Tag Archives: Stephen King

We all float down here, Georgie

With their exaggerated features and over-the-top antics, clowns can inadvertently scare children and more than a few adults, rather than entertain them. Couple this with the notion that, prone to depression, alcoholism and criminal misconduct, real-life clowns can sometimes be an unsavory lot. If that doesn’t give you just a touch of Coulrophobia already then leave it to Stephen King to hammer that fear into the rest of us when he wrote It in 1986. Tim Curry first frightened television viewers in 1990 when he gave Pennywise the Clown a savage, sneering malevolence and a Bronx accent in ABC’s two-part miniseries. In 2017 a new generation of moviegoers were scared out of their wits when Bill Skarsgård portrayed a redesigned Pennywise with a childlike curiosity and a seething maliciousness. Now, just in time for It: Chapter 2, City Son recreates Pennywise’s likeness in LEGO.

IT(2019)- Pennywise the Dancing Clown

His signature red balloon and string seems to be the only non-LEGO elements here, but red puff balls adorn his Shakespearean outfit while what we commonly call “cheese slopes” comprise his Elizabethan ruffle collar. The whole getup sort of implies he’s been doing this evil clown gig far longer than any of us has been alive. A closer look at his mug shows that a hot dog makes up his sinister smile while several horns in red and white and a flower denote his make-up design.

IT(2019)- Pennywise the Dancing Clown

If you haven’t seen the movies or read the book, I don’t want to spoil much for you, but you can file this next bit under good general advice and not so much a spoiled plot point: if a clown tries to lure you into a sewer with him, it is probably best you don’t go. And now you know.

Maximum Overdrive

I have a confession to make, constant reader, I’m a huge fan of Stephen King; the booze years, the coke years and even the post-accident years (for the most part). One of my guilty pleasures from the coked-out 1980’s was the cinematic gem Maximum Overdrive, directed by the author himself and starring the incomparable Emilio Estevez. The plot is brilliant in it’s simplicity: a handful of strangers find themselves trapped together in a truck stop diner after semi-trailers and other large vehicles are suddenly brought to independent life by an unknown force and proceed to gruesomely kill every human in sight. As anyone who has ever had the great fortune of seeing the King-directed horror flick will tell you, the real star of the show is the Happy Toyz Co. White-Western Star 4800 truck which has the face of the Green Goblin from Spider-Man mounted on its grill. It is without a doubt one of the coolest semi’s of all time and now it is immortalized in LEGO by -derjoe-, who did a wonderful job on both the Goblin-grill and the letters.

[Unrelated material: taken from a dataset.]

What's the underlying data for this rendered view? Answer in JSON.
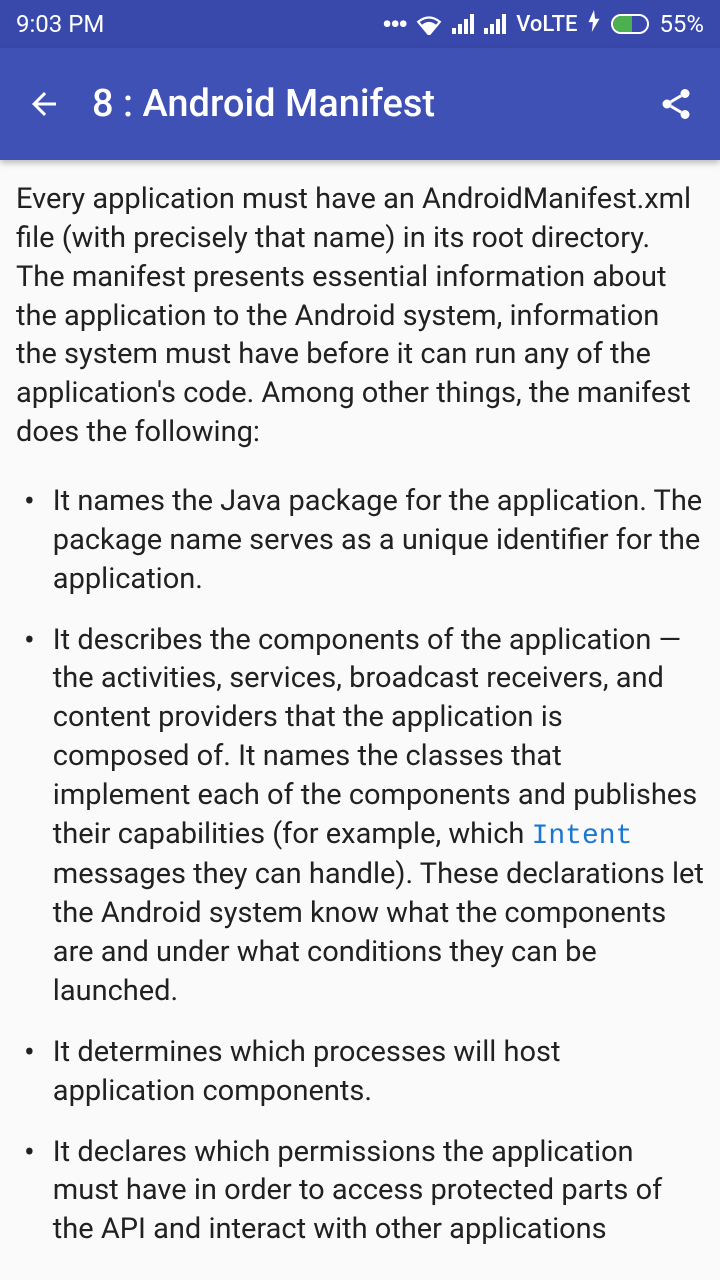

Western Star 4800 from "Maximum Overdrive"

Who made who?

Fie, foh, and fum, / I smell the blood of a British man.

Justin Vaughn captures the opening lines of Stephen King’s The Dark Tower series with a pair of minifigs.

“The Man in Black fled across the desert, and the Gunslinger followed…”

(The post title is a pair of lines from Shakespeare’s King Lear, which inspired the closing line and title of Robert Browning’s poem “Childe Roland to the Dark Tower Came,” which in turn inspired Stephen King. Ah, allusion!)